Author: Maha Khan Phillips
Gina Miller is leader of the True and Fair Party and co-founder of SCM Direct and MoneyShe. She is an activist, philanthropist, and now, political figure. At CFA UK’s virtual conference, Miller talked to Will Goodhart, chief executive of CFA UK, about getting inclusion right.
Gina Miller believes in the importance of etymology. More specifically, she is wary of the way words are used in the debate around diversity and inclusion. “I often think that words carry a meaning that then leads to actions. We focus and become almost obsessed with words such as diversity, inclusion, and fairness, but how do they then effect what happens around us? Particularly in the business world, people often think that diversity and inclusion are synonymous, and somehow there is this idea that one leads to another and I think this is mistaken and these are two quite different things,” she said.
Speaking to Will Goodhart, chief executive of CFA UK at the Inclusion at the Heart of ESG virtual conference, Miller argued that while diversity looked at the spectrum of human experience from age, gender, marital status, ethnicity and sexual orientation, inclusion was “the arms around that. What is it in an environment that makes you feel valued, respected, and welcomed? The two sit side by side but because one is seen as the same as the other it may explain why we haven’t made the advances that we could have made professionally and socially,” she said.
Miller went on to say that she was more concerned about inclusion today than she was when she started her investment career in 1996. “I am more worried now than I was then because discrimination and misogyny and lack of opportunity was much more out there. Now it is so nuanced that it is much more difficult to call out.”
She said she wanted to see a more ‘positive’ agenda which focuses on equality of opportunities and openness. “What you are saying is that everyone deserves opportunities, encompassing everything that we are, ensuring that there are no barriers to being promoted.”

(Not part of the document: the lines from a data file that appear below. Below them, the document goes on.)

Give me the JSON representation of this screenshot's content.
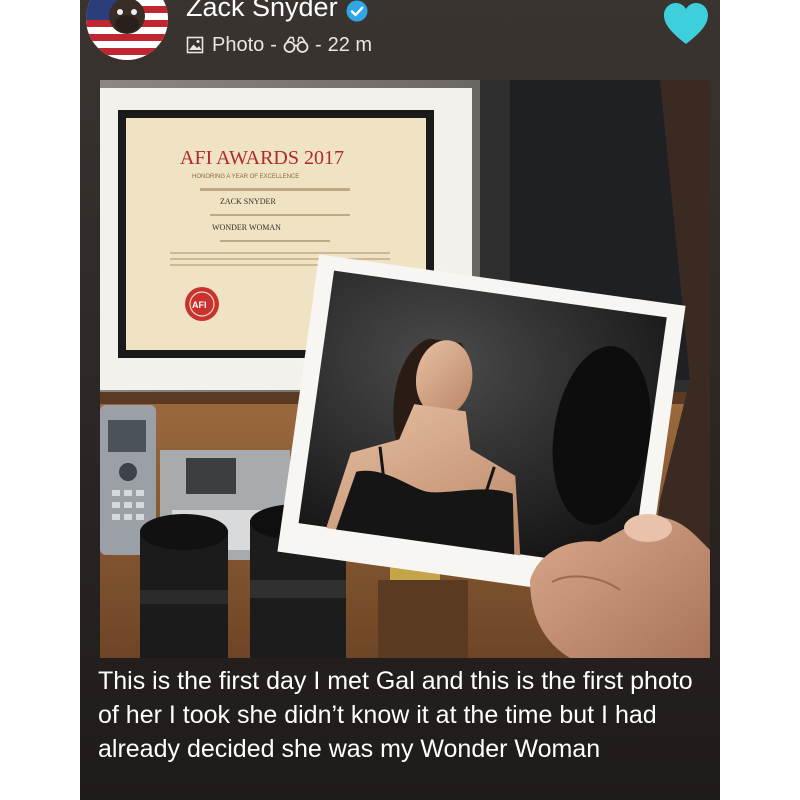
{
  "post": {
    "author": "Zack Snyder",
    "type_label": "Photo",
    "separator": "-",
    "time_ago": "22 m"
  },
  "photo": {
    "certificate_title": "AFI AWARDS 2017",
    "certificate_subtitle": "HONORING A YEAR OF EXCELLENCE",
    "certificate_name": "ZACK SNYDER",
    "certificate_film": "WONDER WOMAN",
    "seal_text": "AFI"
  },
  "caption": "This is the first day I met Gal and this is the first photo of her I took she didn’t know it at the time but I had already decided she was my Wonder Woman",
  "colors": {
    "accent_heart": "#3ecfdc",
    "verified_badge": "#2fa7e6",
    "background": "#2b2624"
  }
}
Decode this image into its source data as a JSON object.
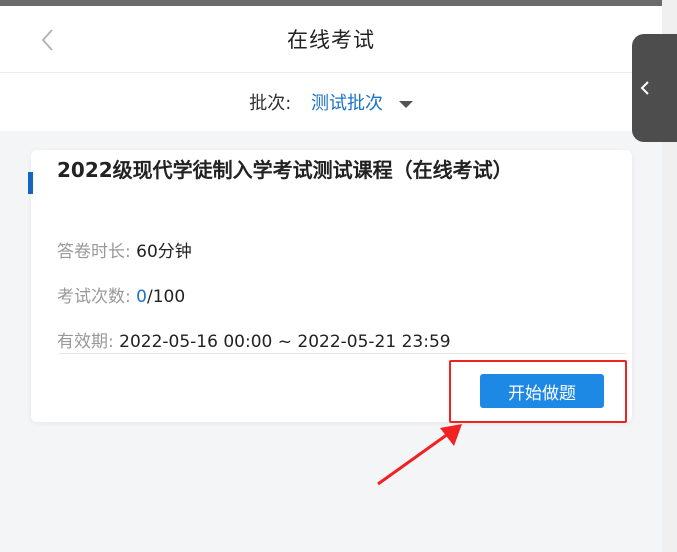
{
  "header": {
    "title": "在线考试"
  },
  "batch": {
    "label": "批次:",
    "selected": "测试批次"
  },
  "course": {
    "title": "2022级现代学徒制入学考试测试课程（在线考试）",
    "duration_label": "答卷时长:",
    "duration_value": "60分钟",
    "attempts_label": "考试次数:",
    "attempts_used": "0",
    "attempts_total": "/100",
    "validity_label": "有效期:",
    "validity_value": "2022-05-16 00:00 ~ 2022-05-21 23:59",
    "start_label": "开始做题"
  },
  "icons": {
    "back": "chevron-left-icon",
    "side_tab": "chevron-left-icon"
  },
  "colors": {
    "accent": "#1a73c9",
    "button": "#1e88e5",
    "highlight": "#f02222"
  }
}
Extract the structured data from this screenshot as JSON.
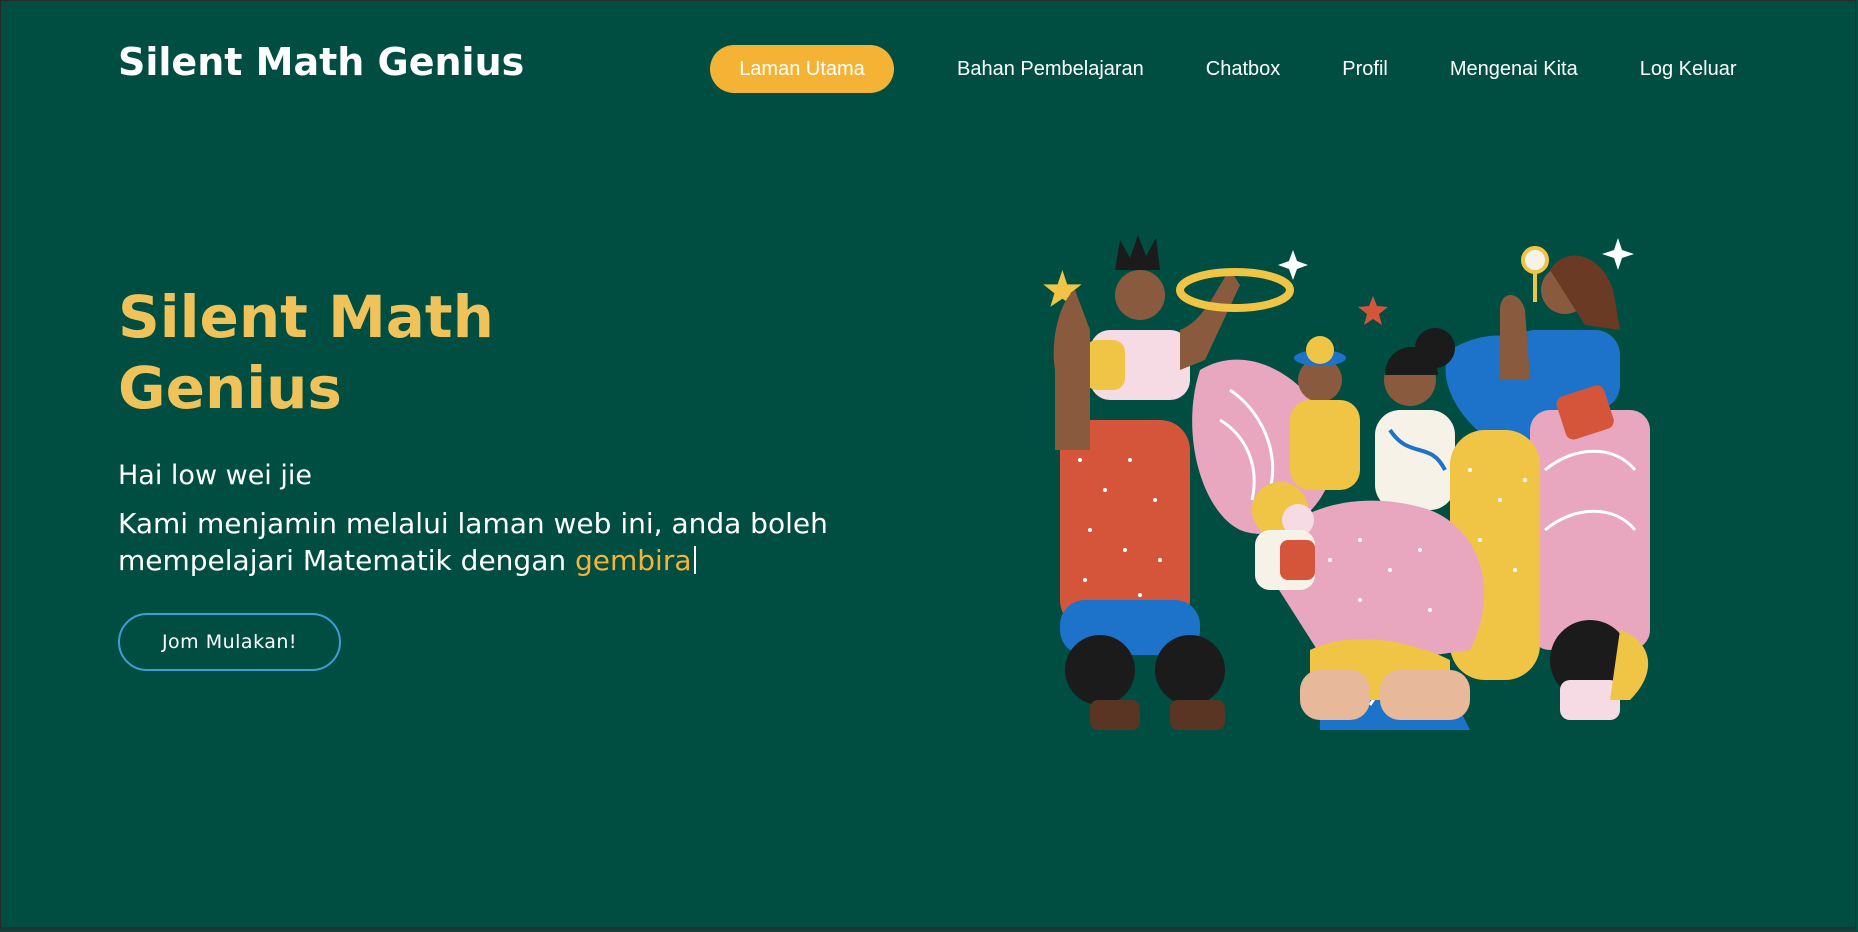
{
  "header": {
    "brand": "Silent Math Genius",
    "nav": [
      {
        "label": "Laman Utama",
        "active": true
      },
      {
        "label": "Bahan Pembelajaran",
        "active": false
      },
      {
        "label": "Chatbox",
        "active": false
      },
      {
        "label": "Profil",
        "active": false
      },
      {
        "label": "Mengenai Kita",
        "active": false
      },
      {
        "label": "Log Keluar",
        "active": false
      }
    ]
  },
  "hero": {
    "title_line1": "Silent Math",
    "title_line2": "Genius",
    "greeting": "Hai low wei jie",
    "tagline_text": "Kami menjamin melalui laman web ini, anda boleh mempelajari Matematik dengan ",
    "tagline_highlight": "gembira",
    "cta_label": "Jom Mulakan!"
  },
  "illustration": {
    "icon": "group-of-people-celebrating-illustration"
  },
  "colors": {
    "background": "#004e42",
    "accent": "#f5b335",
    "title": "#efc35a",
    "cta_border": "#3d9fd8"
  }
}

Miller acknowledged that the view would not make her popular with everyone. “Some of the equality champions think we need positive discrimination, that we have to champion diversity and get people on the board level. But I would argue that that doesn’t create an equal environment.”

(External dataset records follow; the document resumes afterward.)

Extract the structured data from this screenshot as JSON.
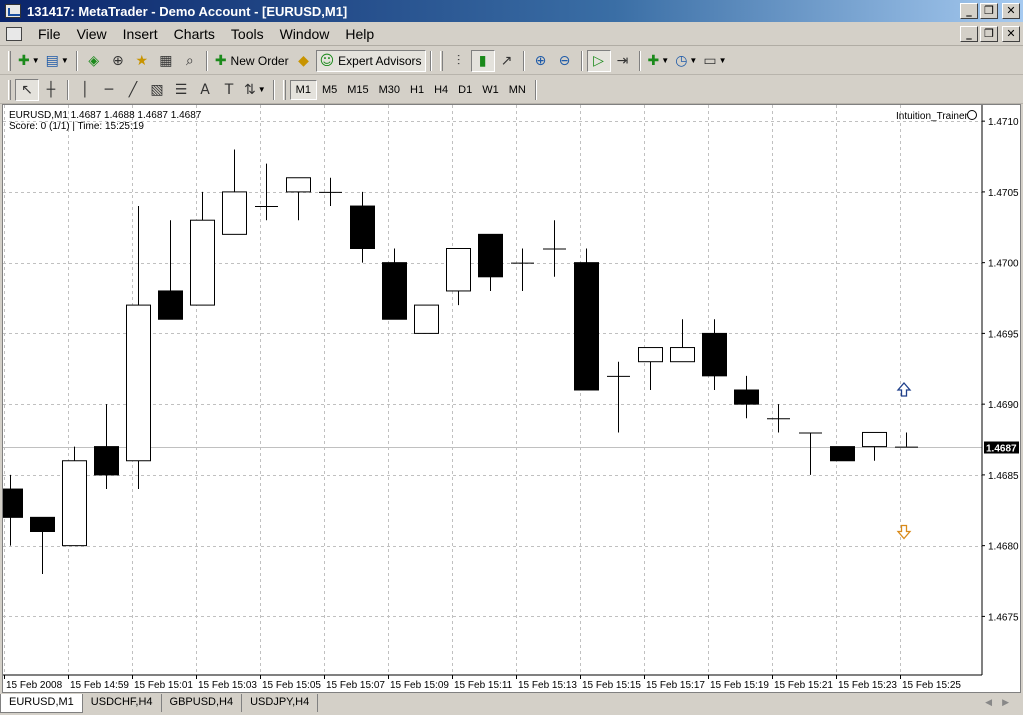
{
  "window": {
    "title": "131417: MetaTrader - Demo Account - [EURUSD,M1]",
    "minimize": "_",
    "restore": "❐",
    "close": "✕"
  },
  "menu": [
    "File",
    "View",
    "Insert",
    "Charts",
    "Tools",
    "Window",
    "Help"
  ],
  "toolbar": {
    "new_order": "New Order",
    "expert_advisors": "Expert Advisors"
  },
  "timeframes": [
    "M1",
    "M5",
    "M15",
    "M30",
    "H1",
    "H4",
    "D1",
    "W1",
    "MN"
  ],
  "active_timeframe": "M1",
  "chart": {
    "info_line": "EURUSD,M1  1.4687 1.4688 1.4687 1.4687",
    "score_line": "Score: 0 (1/1)  |  Time: 15:25:19",
    "indicator_name": "Intuition_Trainer",
    "current_price": "1.4687"
  },
  "tabs": [
    "EURUSD,M1",
    "USDCHF,H4",
    "GBPUSD,H4",
    "USDJPY,H4"
  ],
  "active_tab": "EURUSD,M1",
  "chart_data": {
    "type": "candlestick",
    "symbol": "EURUSD",
    "timeframe": "M1",
    "ylim": [
      1.4671,
      1.4711
    ],
    "y_ticks": [
      "1.4710",
      "1.4705",
      "1.4700",
      "1.4695",
      "1.4690",
      "1.4685",
      "1.4680",
      "1.4675"
    ],
    "x_ticks": [
      "15 Feb 2008",
      "15 Feb 14:59",
      "15 Feb 15:01",
      "15 Feb 15:03",
      "15 Feb 15:05",
      "15 Feb 15:07",
      "15 Feb 15:09",
      "15 Feb 15:11",
      "15 Feb 15:13",
      "15 Feb 15:15",
      "15 Feb 15:17",
      "15 Feb 15:19",
      "15 Feb 15:21",
      "15 Feb 15:23",
      "15 Feb 15:25"
    ],
    "candles": [
      {
        "open": 1.4684,
        "high": 1.4685,
        "low": 1.468,
        "close": 1.4682
      },
      {
        "open": 1.4682,
        "high": 1.4682,
        "low": 1.4678,
        "close": 1.4681
      },
      {
        "open": 1.468,
        "high": 1.4687,
        "low": 1.468,
        "close": 1.4686
      },
      {
        "open": 1.4687,
        "high": 1.469,
        "low": 1.4684,
        "close": 1.4685
      },
      {
        "open": 1.4686,
        "high": 1.4704,
        "low": 1.4684,
        "close": 1.4697
      },
      {
        "open": 1.4698,
        "high": 1.4703,
        "low": 1.4696,
        "close": 1.4696
      },
      {
        "open": 1.4697,
        "high": 1.4705,
        "low": 1.4697,
        "close": 1.4703
      },
      {
        "open": 1.4702,
        "high": 1.4708,
        "low": 1.4702,
        "close": 1.4705
      },
      {
        "open": 1.4704,
        "high": 1.4707,
        "low": 1.4703,
        "close": 1.4704
      },
      {
        "open": 1.4705,
        "high": 1.4706,
        "low": 1.4703,
        "close": 1.4706
      },
      {
        "open": 1.4705,
        "high": 1.4706,
        "low": 1.4704,
        "close": 1.4705
      },
      {
        "open": 1.4704,
        "high": 1.4705,
        "low": 1.47,
        "close": 1.4701
      },
      {
        "open": 1.47,
        "high": 1.4701,
        "low": 1.4696,
        "close": 1.4696
      },
      {
        "open": 1.4695,
        "high": 1.4697,
        "low": 1.4695,
        "close": 1.4697
      },
      {
        "open": 1.4698,
        "high": 1.4701,
        "low": 1.4697,
        "close": 1.4701
      },
      {
        "open": 1.4702,
        "high": 1.4702,
        "low": 1.4698,
        "close": 1.4699
      },
      {
        "open": 1.47,
        "high": 1.4701,
        "low": 1.4698,
        "close": 1.47
      },
      {
        "open": 1.4701,
        "high": 1.4703,
        "low": 1.4699,
        "close": 1.4701
      },
      {
        "open": 1.47,
        "high": 1.4701,
        "low": 1.4691,
        "close": 1.4691
      },
      {
        "open": 1.4692,
        "high": 1.4693,
        "low": 1.4688,
        "close": 1.4692
      },
      {
        "open": 1.4693,
        "high": 1.4694,
        "low": 1.4691,
        "close": 1.4694
      },
      {
        "open": 1.4693,
        "high": 1.4696,
        "low": 1.4693,
        "close": 1.4694
      },
      {
        "open": 1.4695,
        "high": 1.4696,
        "low": 1.4691,
        "close": 1.4692
      },
      {
        "open": 1.4691,
        "high": 1.4692,
        "low": 1.4689,
        "close": 1.469
      },
      {
        "open": 1.4689,
        "high": 1.469,
        "low": 1.4688,
        "close": 1.4689
      },
      {
        "open": 1.4688,
        "high": 1.4688,
        "low": 1.4685,
        "close": 1.4688
      },
      {
        "open": 1.4687,
        "high": 1.4687,
        "low": 1.4686,
        "close": 1.4686
      },
      {
        "open": 1.4687,
        "high": 1.4688,
        "low": 1.4686,
        "close": 1.4688
      },
      {
        "open": 1.4687,
        "high": 1.4688,
        "low": 1.4687,
        "close": 1.4687
      }
    ],
    "arrows": [
      {
        "candle": 28,
        "direction": "up",
        "price": 1.4691,
        "color": "#1e3f8a"
      },
      {
        "candle": 28,
        "direction": "down",
        "price": 1.4681,
        "color": "#d98a1a"
      }
    ],
    "bid_line": 1.4687,
    "grid": true,
    "colors": {
      "bull_body": "#ffffff",
      "bear_body": "#000000",
      "outline": "#000000",
      "grid": "#c0c0c0",
      "bid_line": "#c0c0c0"
    }
  }
}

She warned against companies using diversity and inclusion to pay lip service to the issues, arguing that institutions should not be allowed to feel that they have hit their targets and can move on, but rather that they should be listening to people in the organisation at all levels to ensure that their programmes were working. “[Companies] can say we have a D&I agenda, we have an inclusive organisation, but that doesn’t change the fact that somebody doesn’t want to come into that organisation,” she said.

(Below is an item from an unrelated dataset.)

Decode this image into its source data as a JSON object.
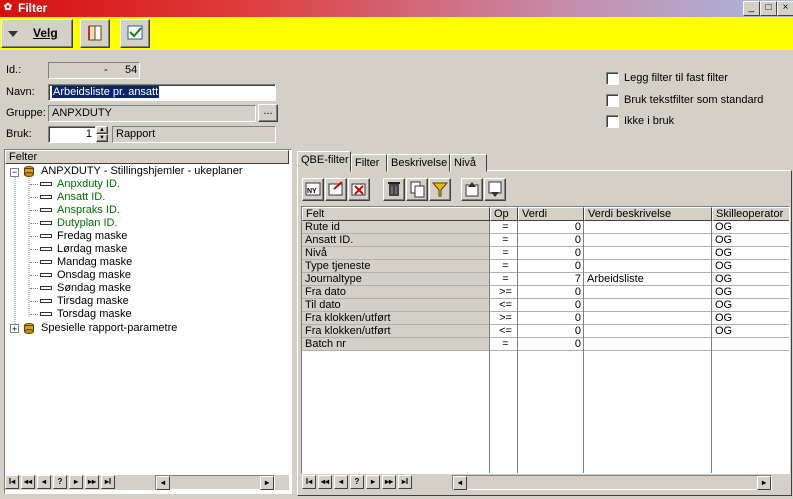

Miller also argued that the investment industry needs to do a better job of advocating for itself. “One of the problems I have with our industry as a whole is that we underestimate how valuable we are to society. We haven’t learnt how to tell our story and talk about social capital and what we offer the end consumer. If we could find a different way of communicating our value to society, then that benefits us all,” she said.
Goodhart and Miller also discussed the importance of diversity and inclusion in the campaign to raise trust within the investment profession. Miller said the issue was vital. “A culture has to be built on solid moral grounds. One of the cornerstones of that ground is trust. How do we amplify our inclusion as a sector?”
She felt that there were still legacy issues from the global financial crisis, with the industry not doing enough to step up and communicate the advancements it has made, countering any negative narrative. She wants governments to bring financial education into the mainstream, so that people can be educated about finance early. “There are initiatives happening, but there aren’t enough that are happening on an industry-wide basis. Education is the place we could start.”